SA-Building: Students awarded for bravery
English teacher Sabrina Morales and her freshman class were in SA7 near the band room in their class watching a movie, when they heard police sirens for ten minutes. Morales went outside to check, and freshman Sokhsan Penh received a text from his sister, saying that a lockdown would happen. Penh went outside to tell Morales. Both returned to class quickly.
Suspicious of the noises, Morales and her students locked and barricaded both doors. The commotion was finalized with the lockdown bell.
“[The man] did try to open the [front] door twice,” freshman Keven Araujo believed. “We had desks near the sides of the door and I had my head under them. Next thing you know, I heard shaking [from the door].”
Morales was proud of how her students conducted themselves.
“Students took immediate action to secure the room and safeguard the perimeters,” she said. “They were checking local police stations and television news sources to get updated information. Helicopters were providing aerial views and students were online viewing the footage so we could reassess our situation in the classroom.”
Morales awarded her students with certificates of recognition for their “outstanding acts of bravery, courage, and alertness.” Two different certificates were handed out—Post I and Post II—each post representing which door each student was guarding. Those that received awards for Post I (front door) were: Keven Araujo, Darwin Sayas, Leilani Trinh, Dillon Mak, Brian Pham, Timothy Tran, Melvin Loc, and Sokhsan Penh; Post II (hallway door): Jason Preciado, Michael Munoz, and Joseph Dolloway.
Similar to many others, Morales believes that there were flaws in the methods used to communicate with staff during the lockdown.
“[Teachers] need constant communication as it comes in, so we can make better informed decisions to ensure the safety of our students and community at large,” Morales said. “It is vital that staff members are informed about the situation at hand. We should not have to rely on outside sources for vital information. We need to reexamine the Comprehensive School Site Safety Plan.”
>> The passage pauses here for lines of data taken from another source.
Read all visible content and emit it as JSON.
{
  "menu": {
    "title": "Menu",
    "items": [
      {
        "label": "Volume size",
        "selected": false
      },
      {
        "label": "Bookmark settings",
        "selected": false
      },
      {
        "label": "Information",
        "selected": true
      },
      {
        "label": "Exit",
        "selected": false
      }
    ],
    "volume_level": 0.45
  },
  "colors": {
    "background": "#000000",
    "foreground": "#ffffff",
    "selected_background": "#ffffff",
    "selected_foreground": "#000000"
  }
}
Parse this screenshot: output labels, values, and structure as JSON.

Physical Education Class
Although Morales and her class did not have direct contact with Romero, girls basketball Head Coach and physical education teacher Jordan Franey and her class did near the north parking lot.
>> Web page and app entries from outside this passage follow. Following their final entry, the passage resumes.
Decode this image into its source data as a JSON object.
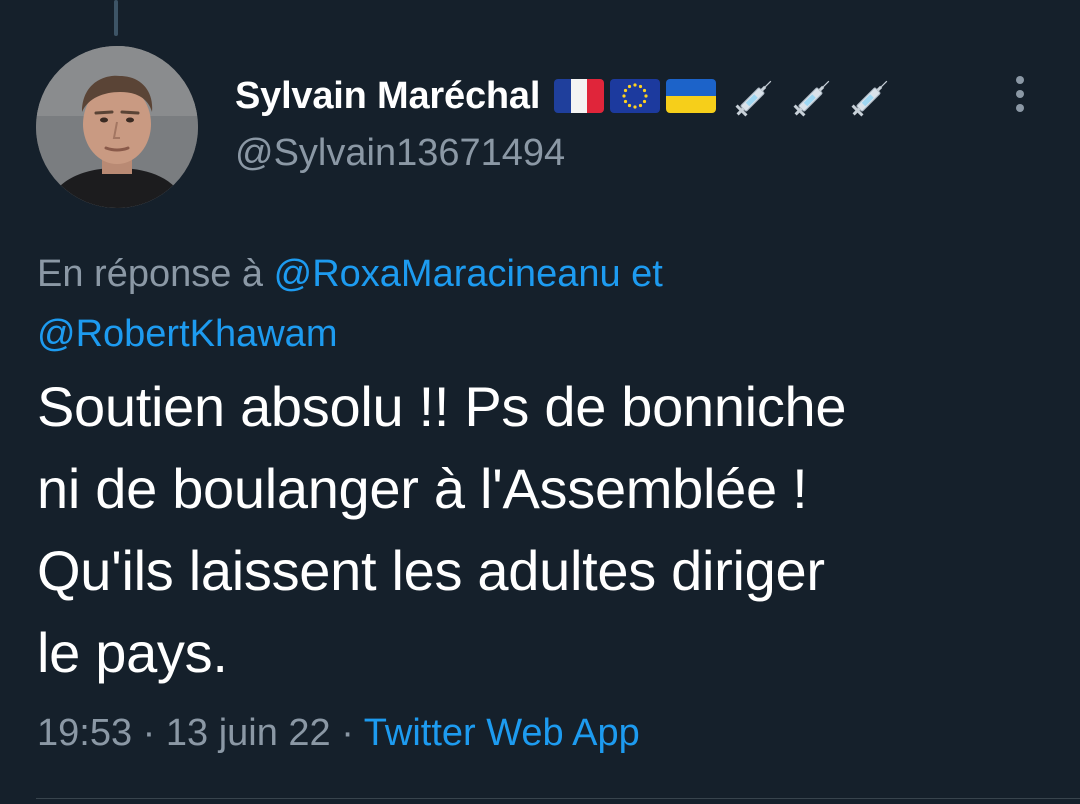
{
  "tweet": {
    "author": {
      "display_name": "Sylvain Maréchal",
      "handle": "@Sylvain13671494",
      "badges": [
        "france-flag-icon",
        "eu-flag-icon",
        "ukraine-flag-icon",
        "syringe-icon",
        "syringe-icon",
        "syringe-icon"
      ]
    },
    "reply_context": {
      "prefix": "En réponse à",
      "mention_1": "@RoxaMaracineanu",
      "conjunction": "et",
      "mention_2": "@RobertKhawam"
    },
    "text": "Soutien absolu !! Ps de bonniche\nni de boulanger à l'Assemblée !\nQu'ils laissent les adultes diriger\nle pays.",
    "time": "19:53",
    "separator": "·",
    "date": "13 juin 22",
    "source": "Twitter Web App"
  },
  "colors": {
    "background": "#15202b",
    "primary_text": "#ffffff",
    "secondary_text": "#8b98a5",
    "link": "#1d9bf0"
  }
}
“We were about 10 minutes into our walk and a couple kids saw him,” Franey said. “We saw the cops trying to go after him and then I had a couple officers tell me to go into lockdown, so I was probably first one to know that it was a lockdown situation.”
She and her class took shelter along with the students in the woodshop classroom. She told others nearby that there was someone on campus.
“A couple of [kids] were apprehensive, especially when the San Bernardino elementary school shooting happened the day before, so everyone was a little bit more on edge,” Franey said. “My kids and the woodshop kids did a great job. Everyone just seemed calm and they had questions, but I think everyone handled it really well.”
After the lockdown
Principal Debbie Stone held an opportunity for staff to debrief and give input the next day after lockdown.
“When a situation like this happens, it is unfortunate, but an opportunity to reflect and to make adjustments and to be as best prepared as we can be,” Stone said. “If teachers see or hear something, they need to make the best decision to insure the safety of their students.”
Stone admitted that there are things that can be improved the next time a lockdown occurs.
“We need to give our substitute teachers more information about emergency protocol,” she said.
Prior to the lockdown, staff members were invited to attend an intense simulation of a lockdown at Alhambra High School on Sep. 10 and 17. This was a three-hour simulation and practice rehearsal, followed by a review of the procedures. It was not mandatory to attend, but teachers who were present appreciated the experience, Stone said.
Additionally, all staff members attended a critical incident training session during their conference period in November.
“I am very proud of how our staff and students handled the situation,” Stone said. “The outcome is exactly how we want; everyone is safe, and we proceeded with the rest of the day.”